Heart - The last blog told you that Brandon flunked the EKG and the hospitalist wanted Brandon to be seen by a cardiologist. After I posted I received a great recommendation for a heart physician and we met with him last week. As I suspected the EKG appears to be normal. But Brandon does have PDA (Patent Ductus Arteriosis) which is an unclosed hole in the aorta. (Before a baby is born, the fetus's blood does not need to go to the lungs to get oxygenated. The ductus arteriosis is a hole that allows the blood to skip the circulation to the lungs. However, when the baby is born, the blood must receive oxygen in the lungs and this hole is supposed to close. If the ductus arteriosis is still open (or patent) the blood may skip this necessary step of circulation. The open hole is called the patent ductus arteriosis.) This is very common. Many of you had this and never knew it. Usually the hole will close up after birth, but in some cases it does not. If you read on this, it is normally not an issue until possibly later in life when there is a slight risk of stroke if the hole does not close. It also can be a risk in a very long surgery such as Brandon's especially if the hole has grown. We are testing to see if the hole has grown so we have a better idea on possible heart risks for Brandon during this long surgery. Brandon has no signs of any heart issues at this point and Brandon had previous testing on this 8 years ago. At that time there was still a hole in the heart and it had not grown. So I am expecting the same with the next test.
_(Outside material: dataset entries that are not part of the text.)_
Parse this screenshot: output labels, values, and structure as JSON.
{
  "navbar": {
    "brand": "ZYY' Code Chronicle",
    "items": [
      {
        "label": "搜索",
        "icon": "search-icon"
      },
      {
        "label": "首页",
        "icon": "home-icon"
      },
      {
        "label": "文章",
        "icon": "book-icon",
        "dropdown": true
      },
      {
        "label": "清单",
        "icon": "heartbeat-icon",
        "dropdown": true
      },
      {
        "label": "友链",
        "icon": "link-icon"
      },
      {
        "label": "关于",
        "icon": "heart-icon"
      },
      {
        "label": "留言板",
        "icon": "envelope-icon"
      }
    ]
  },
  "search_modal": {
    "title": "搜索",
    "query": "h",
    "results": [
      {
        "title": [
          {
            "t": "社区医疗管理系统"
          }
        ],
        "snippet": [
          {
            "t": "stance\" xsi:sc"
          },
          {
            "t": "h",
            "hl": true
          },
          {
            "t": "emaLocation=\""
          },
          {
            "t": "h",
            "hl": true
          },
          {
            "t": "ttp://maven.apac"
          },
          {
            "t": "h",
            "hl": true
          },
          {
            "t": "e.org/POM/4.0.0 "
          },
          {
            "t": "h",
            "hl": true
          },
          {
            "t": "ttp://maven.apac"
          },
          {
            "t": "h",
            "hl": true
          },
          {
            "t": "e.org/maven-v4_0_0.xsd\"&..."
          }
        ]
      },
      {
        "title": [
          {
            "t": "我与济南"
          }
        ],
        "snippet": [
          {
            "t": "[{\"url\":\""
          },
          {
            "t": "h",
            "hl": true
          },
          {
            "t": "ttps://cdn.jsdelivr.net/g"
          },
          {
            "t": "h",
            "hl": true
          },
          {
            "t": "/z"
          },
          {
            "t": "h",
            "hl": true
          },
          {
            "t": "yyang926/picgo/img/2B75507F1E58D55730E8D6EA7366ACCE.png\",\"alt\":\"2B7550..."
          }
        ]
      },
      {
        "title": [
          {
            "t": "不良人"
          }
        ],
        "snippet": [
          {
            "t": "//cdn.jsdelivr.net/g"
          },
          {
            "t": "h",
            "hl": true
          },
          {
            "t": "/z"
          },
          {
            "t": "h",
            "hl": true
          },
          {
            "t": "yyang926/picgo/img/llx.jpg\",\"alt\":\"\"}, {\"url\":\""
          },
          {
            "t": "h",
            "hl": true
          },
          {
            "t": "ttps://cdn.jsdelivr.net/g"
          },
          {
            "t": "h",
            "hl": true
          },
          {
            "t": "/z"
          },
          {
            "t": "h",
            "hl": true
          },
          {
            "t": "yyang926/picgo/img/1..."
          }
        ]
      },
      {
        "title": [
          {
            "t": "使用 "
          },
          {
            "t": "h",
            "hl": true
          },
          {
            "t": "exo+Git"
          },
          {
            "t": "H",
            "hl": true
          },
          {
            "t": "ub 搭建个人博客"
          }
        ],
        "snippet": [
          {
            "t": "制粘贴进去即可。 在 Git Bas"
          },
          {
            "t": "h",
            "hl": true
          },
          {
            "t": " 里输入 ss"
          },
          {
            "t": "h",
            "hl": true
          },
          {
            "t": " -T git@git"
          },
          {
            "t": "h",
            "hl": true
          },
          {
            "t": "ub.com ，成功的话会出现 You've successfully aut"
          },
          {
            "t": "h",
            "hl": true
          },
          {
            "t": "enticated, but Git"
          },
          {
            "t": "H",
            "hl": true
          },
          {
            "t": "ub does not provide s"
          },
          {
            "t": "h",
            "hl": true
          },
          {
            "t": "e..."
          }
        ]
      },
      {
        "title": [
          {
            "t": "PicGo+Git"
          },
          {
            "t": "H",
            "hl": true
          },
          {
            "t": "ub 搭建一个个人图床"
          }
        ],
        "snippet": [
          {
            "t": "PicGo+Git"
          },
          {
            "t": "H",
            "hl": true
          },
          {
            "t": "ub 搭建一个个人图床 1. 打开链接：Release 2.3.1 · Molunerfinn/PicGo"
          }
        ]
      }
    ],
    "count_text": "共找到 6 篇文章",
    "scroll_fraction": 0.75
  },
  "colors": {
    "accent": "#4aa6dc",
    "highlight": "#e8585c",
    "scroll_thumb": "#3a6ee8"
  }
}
A little surprise, the foot - The reason we know Brandon has severe osteoporosis is because Brandon's foot swelled last year and he was limping on it. We had an x-ray at the PCP's office and he said that Brandon's bone health did not look good. Two weeks ago Brandon's foot swelled again. This time the radiologist also said Brandon's bone health did not look good. Brandon has problems with his feet for 20 years. Breaking them, spasticity, one foot curving in like a C. Not unlike this decision we had many recommendations on how to repair the feet ranging from do nothing to do surgery on both feet and hamstrings. But the feet have always been the worst and the scoliosis was secondary. I have been ignoring the feet. After this last swollen foot, I consulted with Scottish Rite on what they recommend we do (they operated on one of he feet). They would like the foot checked as well, but with a physician who specializes in feet and has done surgery on many complex patients. We haven't checked the foot since we left Scottish Rite 7 years ago. We are seeing another doctor on the feet in Dallas.
One last point. How does Brandon get to see all these doctors all over Texas? He has private insurance, regular Medicare and regular Medicaid. But Brandon is about to turn 25. There is a federal law that allows parents to continue coverage for their adult children on their insurance beyond 25, but they must be totally disabled. Brandon turns 26 in December. I will be applying for Brandon to continue with my commercial insurance policy to allow coverage beyond 25. I will also blog about the process in the future for any family wondering how to do this process.
It has been an exhausting couple of weeks but glad we are getting some great expert advise. Only a few other appointments and then some down time while we look at all options and go to see Paul McCartney. Did I mention he released his new CD and we listened to it on our drive to Houston. Preparing for the big gig. Also Brandon will be doing another radio show this Monday Sept 17th on KOOP radio with Rush Evans. He will be interviewing Van Wilks (Texas guitar god) and Stephen Doster and Andy Salmon (before their upcoming John Lennon Tribute). More later.